Sri Lanka blasts: What we know so far
COLOMBO, Sri Lanka – Sri Lanka was rocked Sunday by a series of deadly blasts that killed more than 200 people and injured hundreds more.
Here is what we know so far about one of the deadliest attacks in the island nation's history:
Powerful explosions struck in quick succession at 3 hotels in the capital Colombo. The Cinnamon Grand was hit at around 8:30 am (0300 GMT), and the high-end Shangri-La soon after at 9:05 am.
Three churches were also targeted in that wave of blasts: Colombo's historic St Anthony's Shrine, the St Sebastian's church in the town of Negombo – north of the capital – and the Zion Church in the east-coast town of Batticaloa.
Hours later, there were two more blasts – one of them at another Colombo hotel. At least two of the 8 were carried out by suicide bombers, according to police sources and a hotel official.
Who were the victims?

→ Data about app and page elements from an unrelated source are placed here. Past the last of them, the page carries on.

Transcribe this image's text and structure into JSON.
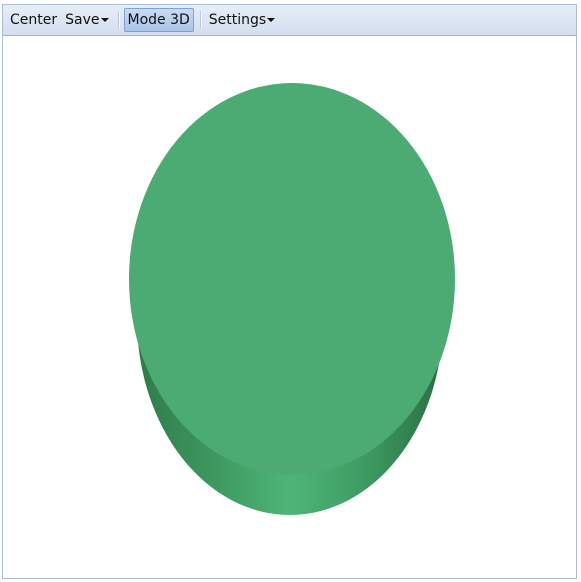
{
  "toolbar": {
    "center_label": "Center",
    "save_label": "Save",
    "mode_label": "Mode 3D",
    "settings_label": "Settings"
  },
  "viewport": {
    "object": "cylinder",
    "colors": {
      "top_face": "#4bab72",
      "side_light": "#4db577",
      "side_dark": "#2e7648",
      "background": "#ffffff"
    }
  }
}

The blasts hit the churches when they were full of worshippers gathered for Easter services. An Agence France-Presse photographer saw bodies and debris lying on the floor at St Anthony's.

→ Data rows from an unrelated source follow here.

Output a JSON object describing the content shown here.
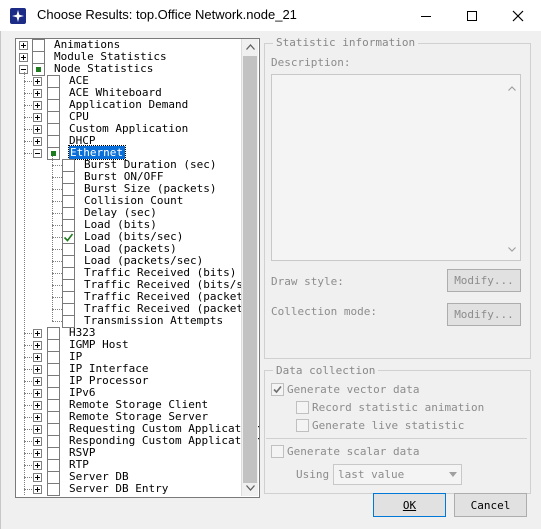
{
  "window": {
    "title": "Choose Results: top.Office Network.node_21",
    "icon": "app-icon",
    "controls": [
      "minimize-icon",
      "maximize-icon",
      "close-icon"
    ]
  },
  "tree": {
    "top_items": [
      {
        "label": "Animations",
        "expanded": false,
        "checked": "none"
      },
      {
        "label": "Module Statistics",
        "expanded": false,
        "checked": "none"
      },
      {
        "label": "Node Statistics",
        "expanded": true,
        "checked": "partial"
      }
    ],
    "node_children": [
      {
        "label": "ACE",
        "checked": "none"
      },
      {
        "label": "ACE Whiteboard",
        "checked": "none"
      },
      {
        "label": "Application Demand",
        "checked": "none"
      },
      {
        "label": "CPU",
        "checked": "none"
      },
      {
        "label": "Custom Application",
        "checked": "none"
      },
      {
        "label": "DHCP",
        "checked": "none"
      },
      {
        "label": "Ethernet",
        "checked": "partial",
        "expanded": true,
        "selected": true
      }
    ],
    "ethernet_children": [
      {
        "label": "Burst Duration (sec)",
        "checked": false
      },
      {
        "label": "Burst ON/OFF",
        "checked": false
      },
      {
        "label": "Burst Size (packets)",
        "checked": false
      },
      {
        "label": "Collision Count",
        "checked": false
      },
      {
        "label": "Delay (sec)",
        "checked": false
      },
      {
        "label": "Load (bits)",
        "checked": false
      },
      {
        "label": "Load (bits/sec)",
        "checked": true
      },
      {
        "label": "Load (packets)",
        "checked": false
      },
      {
        "label": "Load (packets/sec)",
        "checked": false
      },
      {
        "label": "Traffic Received (bits)",
        "checked": false
      },
      {
        "label": "Traffic Received (bits/sec",
        "checked": false
      },
      {
        "label": "Traffic Received (packets)",
        "checked": false
      },
      {
        "label": "Traffic Received (packets/",
        "checked": false
      },
      {
        "label": "Transmission Attempts",
        "checked": false
      }
    ],
    "more_children": [
      {
        "label": "H323"
      },
      {
        "label": "IGMP Host"
      },
      {
        "label": "IP"
      },
      {
        "label": "IP Interface"
      },
      {
        "label": "IP Processor"
      },
      {
        "label": "IPv6"
      },
      {
        "label": "Remote Storage Client"
      },
      {
        "label": "Remote Storage Server"
      },
      {
        "label": "Requesting Custom Application"
      },
      {
        "label": "Responding Custom Application"
      },
      {
        "label": "RSVP"
      },
      {
        "label": "RTP"
      },
      {
        "label": "Server DB"
      },
      {
        "label": "Server DB Entry"
      }
    ]
  },
  "statistic_info": {
    "legend": "Statistic information",
    "description_label": "Description:",
    "description_value": "",
    "draw_style_label": "Draw style:",
    "collection_mode_label": "Collection mode:",
    "modify_label": "Modify..."
  },
  "data_collection": {
    "legend": "Data collection",
    "generate_vector": {
      "label": "Generate vector data",
      "checked": true
    },
    "record_animation": {
      "label": "Record statistic animation",
      "checked": false
    },
    "generate_live": {
      "label": "Generate live statistic",
      "checked": false
    },
    "generate_scalar": {
      "label": "Generate scalar data",
      "checked": false
    },
    "using_label": "Using",
    "using_value": "last value"
  },
  "buttons": {
    "ok": "OK",
    "cancel": "Cancel"
  },
  "colors": {
    "selection": "#0a6fd8",
    "check_green": "#1d7c1d",
    "app_icon": "#1c2c86"
  }
}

A detailed breakdown of casualties in the 8 blasts and the nationalities of victims was not immediately available.
A Sri Lankan foreign ministry official said there were 27 bodies of suspected foreign nationals, while the police said at least 35 of the dead were foreigners.
Hospital sources said British, Dutch and American citizens were among those killed, with Britons and Japanese also injured. A Portuguese man also died, according to the Iberian nation's LUSA news agency. Two Chinese nationals were injured, the country's embassy in Sri Lanka said, according to Beijing's official Xinhua news agency.
Who did it?
There was no immediate claim of responsibility, and Prime Minister Ranil Wickremesinghe declined to identify any suspected perpetrators.
At least 3 people have been arrested in connection with the attacks, police said, without providing further details.
The island nation has suffered deadly militant attacks for years, especially by ethnic Tamil militants during a decades-long civil war that ended in 2009 when Sri Lankan forces crushed the insurgency.
In recent years, there have been clashes between the majority Sinhalese Buddhist community and minority Muslims, and in March last year the government imposed a 12-day state of emergency to quell anti-Muslim riots.
Christian groups have also complained of increased harassment from hardline Buddhist groups.
And, according to documents seen by Agence France-Presse, the country's police chief warned top officers 10 days ago of possible suicide bomb attacks on churches and the Indian high commission by the National Thowheeth Jama'ath (NTJ), a radical Muslim group in Sri Lanka. He cited reports by a "foreign intelligence agency," according to the documents.
How did Sri Lanka react?
The government beefed up security and imposed an immediate and indefinite curfew across the country. It also put in place a "temporary" ban on social media platforms "in order to prevent incorrect and wrong information being spread."
Security at Colombo's airport was also enhanced, according to Sri Lankan Airlines, which advised its passengers to arrive 4 hours before their flights. It added that passengers with passports and tickets will be able to reach the airport during the curfew.
Embassies in Sri Lanka have warned their citizens to shelter in place. – Rappler.com